I was sitting at my desk to tie my shoes and take the kids to school. turned on local channel 10 to catch some news and weather and there it was ... wow.
Hurt my back doing the shoes the worst ever ... I could not move. The kids never made it to school. I sat at the desk for 3 hours with 1 shoe on unable to move. for the next 3 days i watched it all around the clock.
Ended up with a relapse of my major depression days ... when i did not know how to control it. Kind of odd but i was more haunted by the people who dies rushing into the building than the people who dies in the planes or in the buildings already. Still that haunts me to this day how those people ran to their graves.
I hope it never happens again ... but realistically i realize someday it may be worse. mrs. PF is right ... all the pain, all the smells ... every body sensation of that time comes back when watching it.
very eerie ... I hope they are all resting in peace if that's what's next.
I was in my dental office treating the first patient of the day with the radio on in the background.The patient noticed the first news reports and asked us to make it louder and my first thought was that there's an air traffic controller in deep trouble.When the second plane hit, I blurted out "it's terrorism". I didn't remember it but the patient I was treating at the time mentioned it the next time she was in the office.
When it all hit the fan, WTC to the north of us, Pentagon to the south, Flight 93 to the west, I called my wife and asked if we should get the kids from school. We checked and all the neighbors were keeping them in school but staying close. The kids knew something was wrong when all the dads were there when they got off the bus. They never happened before, or since.
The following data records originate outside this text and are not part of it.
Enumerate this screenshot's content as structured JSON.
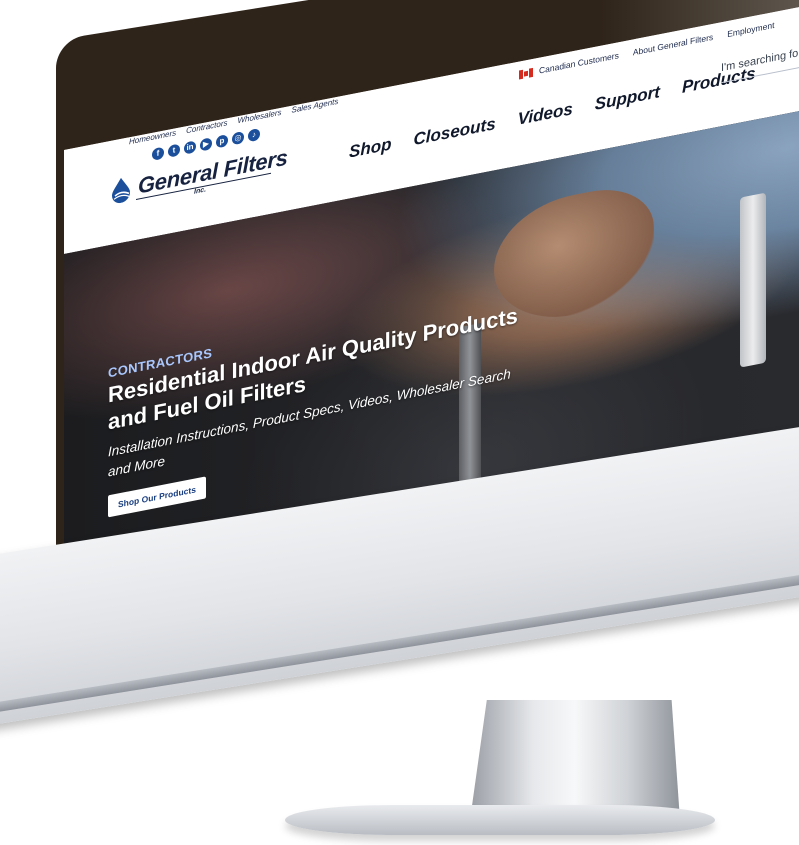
{
  "header": {
    "audience_links": [
      "Homeowners",
      "Contractors",
      "Wholesalers",
      "Sales Agents"
    ],
    "social_icons": [
      "facebook-icon",
      "twitter-icon",
      "linkedin-icon",
      "youtube-icon",
      "pinterest-icon",
      "instagram-icon",
      "tiktok-icon"
    ],
    "social_glyphs": [
      "f",
      "t",
      "in",
      "▶",
      "p",
      "◎",
      "♪"
    ],
    "logo_text": "General Filters",
    "logo_sub": "Inc.",
    "top_links": {
      "canadian": "Canadian Customers",
      "about": "About General Filters",
      "employment": "Employment"
    },
    "nav": [
      "Shop",
      "Closeouts",
      "Videos",
      "Support",
      "Products"
    ],
    "search_placeholder": "I'm searching for"
  },
  "hero": {
    "eyebrow": "CONTRACTORS",
    "title": "Residential Indoor Air Quality Products and Fuel Oil Filters",
    "subtitle": "Installation Instructions, Product Specs, Videos, Wholesaler Search and More",
    "cta": "Shop Our Products"
  },
  "colors": {
    "bezel": "#2f2419",
    "brand_blue": "#1b4f9c",
    "eyebrow": "#a9c8ff",
    "cta_text": "#1b3f80"
  }
}
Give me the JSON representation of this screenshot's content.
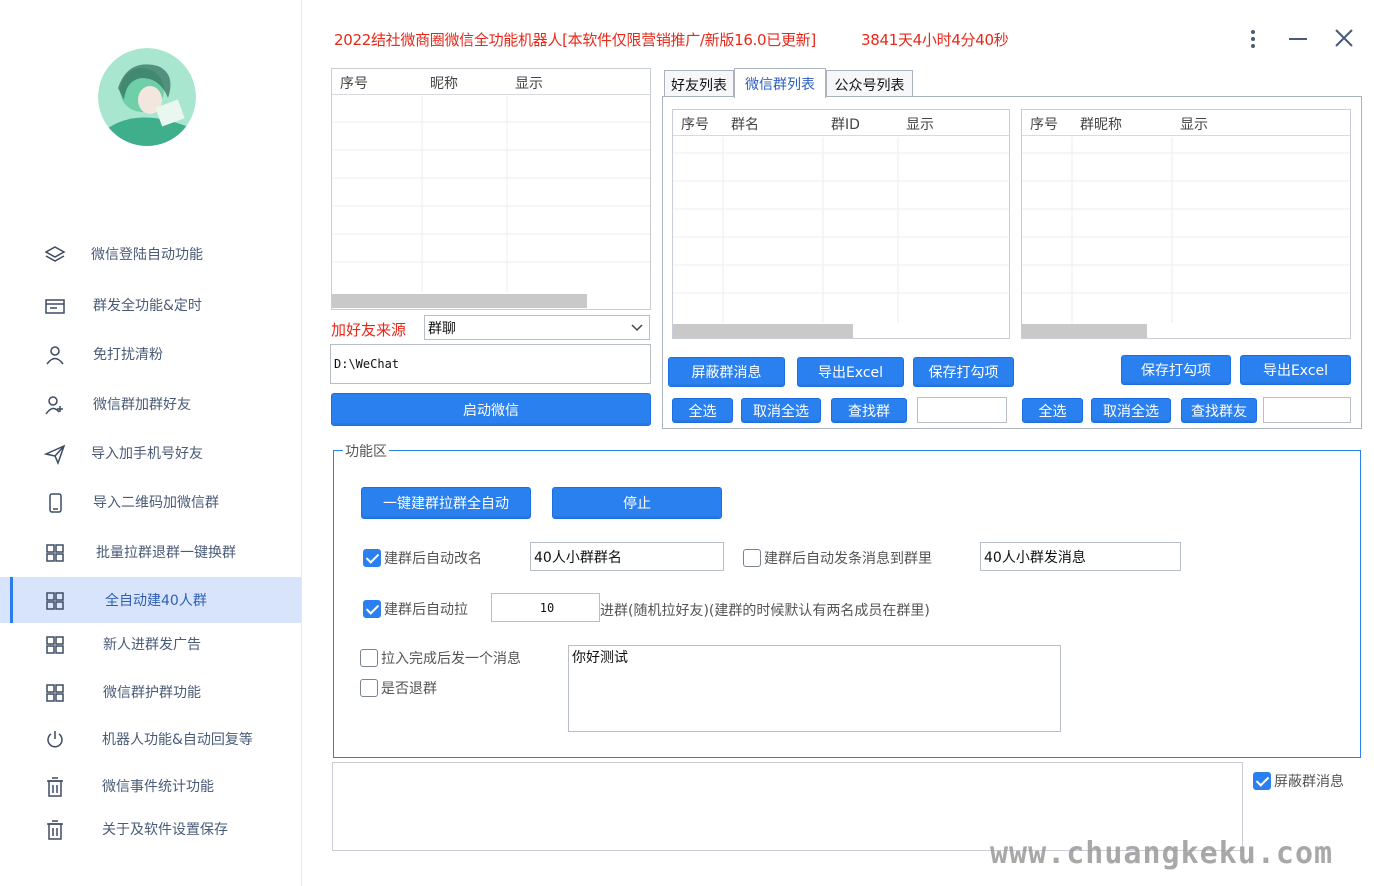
{
  "window": {
    "title": "2022结社微商圈微信全功能机器人[本软件仅限营销推广/新版16.0已更新]",
    "uptime": "3841天4小时4分40秒"
  },
  "sidebar": {
    "items": [
      {
        "label": "微信登陆自动功能",
        "icon": "layers-icon"
      },
      {
        "label": "群发全功能&定时",
        "icon": "folder-icon"
      },
      {
        "label": "免打扰清粉",
        "icon": "user-icon"
      },
      {
        "label": "微信群加群好友",
        "icon": "user-add-icon"
      },
      {
        "label": "导入加手机号好友",
        "icon": "send-icon"
      },
      {
        "label": "导入二维码加微信群",
        "icon": "phone-icon"
      },
      {
        "label": "批量拉群退群一键换群",
        "icon": "grid-icon"
      },
      {
        "label": "全自动建40人群",
        "icon": "grid-icon",
        "active": true
      },
      {
        "label": "新人进群发广告",
        "icon": "grid-icon"
      },
      {
        "label": "微信群护群功能",
        "icon": "grid-icon"
      },
      {
        "label": "机器人功能&自动回复等",
        "icon": "power-icon"
      },
      {
        "label": "微信事件统计功能",
        "icon": "trash-icon"
      },
      {
        "label": "关于及软件设置保存",
        "icon": "trash-icon"
      }
    ]
  },
  "friends_grid": {
    "columns": [
      "序号",
      "昵称",
      "显示"
    ]
  },
  "source": {
    "label": "加好友来源",
    "selected": "群聊",
    "path": "D:\\WeChat",
    "start_button": "启动微信"
  },
  "tabs": [
    "好友列表",
    "微信群列表",
    "公众号列表"
  ],
  "group_grid": {
    "columns": [
      "序号",
      "群名",
      "群ID",
      "显示"
    ],
    "buttons": {
      "mute": "屏蔽群消息",
      "export": "导出Excel",
      "save_checked": "保存打勾项",
      "select_all": "全选",
      "deselect_all": "取消全选",
      "find": "查找群"
    }
  },
  "member_grid": {
    "columns": [
      "序号",
      "群昵称",
      "显示"
    ],
    "buttons": {
      "save_checked": "保存打勾项",
      "export": "导出Excel",
      "select_all": "全选",
      "deselect_all": "取消全选",
      "find": "查找群友"
    }
  },
  "function_area": {
    "title": "功能区",
    "auto_button": "一键建群拉群全自动",
    "stop_button": "停止",
    "rename_label": "建群后自动改名",
    "rename_checked": true,
    "rename_value": "40人小群群名",
    "send_msg_label": "建群后自动发条消息到群里",
    "send_msg_checked": false,
    "send_msg_value": "40人小群发消息",
    "auto_pull_label": "建群后自动拉",
    "auto_pull_checked": true,
    "auto_pull_value": "10",
    "auto_pull_suffix": "进群(随机拉好友)(建群的时候默认有两名成员在群里)",
    "after_pull_label": "拉入完成后发一个消息",
    "after_pull_checked": false,
    "quit_label": "是否退群",
    "quit_checked": false,
    "message_text": "你好测试"
  },
  "log": {
    "mute_label": "屏蔽群消息",
    "mute_checked": true
  },
  "watermark": "www.chuangkeku.com",
  "colors": {
    "accent": "#2b80f0",
    "title_red": "#e8281a",
    "active_nav_bg": "#d8e4fb"
  }
}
Our closest friend worked in a building next to the WTC and when the second plane hit, he made a beeline with others for the ferry just to get out of Manhattan . The ferry attempted to collect fares and they pushed the conductor/employee aside and got people on board . He called his wife to let her know that he was safe. He saw the Towers fall but won't talk about it to this day and decided not to go back to work in NYC. His wife called us at 10 am to let us know he was safe. He didn't get home until 9 that night because of all the roads shut down .
My associate called to tell me that he wouldn't work that day as he was trying to get into NY to check on his best friend. The friend had a dental practice on the second floor of the WTC and while he and his staff survived, they had to avoid the bodies of jumpers landing on the pavement as they escaped the Towers.
By 9:30 a.m. we weren't treating patients but rather watching TV and trying to comprehend the reality of the situation. I had gotten an email asking if I was available to go help do dental identification of the victims. I agreed and spent the next 12 hours packing and waiting to see where they would send me. I ended up in Shanksville, PA the very next day, where Flight 93 crashed and spent 8 days with DMORT the federal disaster response team helping to ID those on Flight 93.
Last edited by Patsfanin Philly; 09-11-2010 at 07:37 PM..